**Problem statement**
Everything in the records must be copied exactly except the pictures.
-- Entries shown follows --
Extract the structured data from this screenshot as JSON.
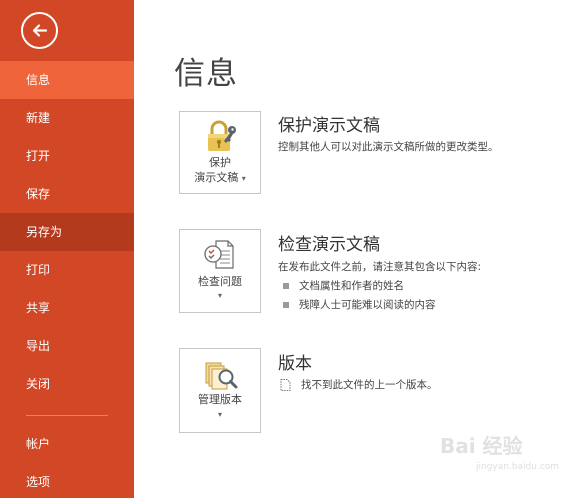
{
  "sidebar": {
    "back_icon": "back-arrow-icon",
    "items": [
      {
        "label": "信息"
      },
      {
        "label": "新建"
      },
      {
        "label": "打开"
      },
      {
        "label": "保存"
      },
      {
        "label": "另存为"
      },
      {
        "label": "打印"
      },
      {
        "label": "共享"
      },
      {
        "label": "导出"
      },
      {
        "label": "关闭"
      }
    ],
    "bottom_items": [
      {
        "label": "帐户"
      },
      {
        "label": "选项"
      }
    ],
    "colors": {
      "background": "#d24726",
      "active": "#f0643c",
      "hover": "#b33a1d"
    }
  },
  "main": {
    "title": "信息",
    "sections": [
      {
        "button_line1": "保护",
        "button_line2": "演示文稿",
        "icon": "lock-key-icon",
        "title": "保护演示文稿",
        "description": "控制其他人可以对此演示文稿所做的更改类型。"
      },
      {
        "button_line1": "检查问题",
        "icon": "inspect-document-icon",
        "title": "检查演示文稿",
        "description": "在发布此文件之前，请注意其包含以下内容:",
        "bullets": [
          "文档属性和作者的姓名",
          "残障人士可能难以阅读的内容"
        ]
      },
      {
        "button_line1": "管理版本",
        "icon": "manage-versions-icon",
        "title": "版本",
        "description": "找不到此文件的上一个版本。"
      }
    ]
  },
  "watermark": {
    "text": "Bai 经验",
    "sub": "jingyan.baidu.com"
  }
}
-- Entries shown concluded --
**Response to the exercise**
Extract the structured data from this screenshot as JSON.
{
  "sidebar": {
    "back_icon": "back-arrow-icon",
    "items": [
      {
        "label": "信息"
      },
      {
        "label": "新建"
      },
      {
        "label": "打开"
      },
      {
        "label": "保存"
      },
      {
        "label": "另存为"
      },
      {
        "label": "打印"
      },
      {
        "label": "共享"
      },
      {
        "label": "导出"
      },
      {
        "label": "关闭"
      }
    ],
    "bottom_items": [
      {
        "label": "帐户"
      },
      {
        "label": "选项"
      }
    ],
    "colors": {
      "background": "#d24726",
      "active": "#f0643c",
      "hover": "#b33a1d"
    }
  },
  "main": {
    "title": "信息",
    "sections": [
      {
        "button_line1": "保护",
        "button_line2": "演示文稿",
        "icon": "lock-key-icon",
        "title": "保护演示文稿",
        "description": "控制其他人可以对此演示文稿所做的更改类型。"
      },
      {
        "button_line1": "检查问题",
        "icon": "inspect-document-icon",
        "title": "检查演示文稿",
        "description": "在发布此文件之前，请注意其包含以下内容:",
        "bullets": [
          "文档属性和作者的姓名",
          "残障人士可能难以阅读的内容"
        ]
      },
      {
        "button_line1": "管理版本",
        "icon": "manage-versions-icon",
        "title": "版本",
        "description": "找不到此文件的上一个版本。"
      }
    ]
  },
  "watermark": {
    "text": "Bai 经验",
    "sub": "jingyan.baidu.com"
  }
}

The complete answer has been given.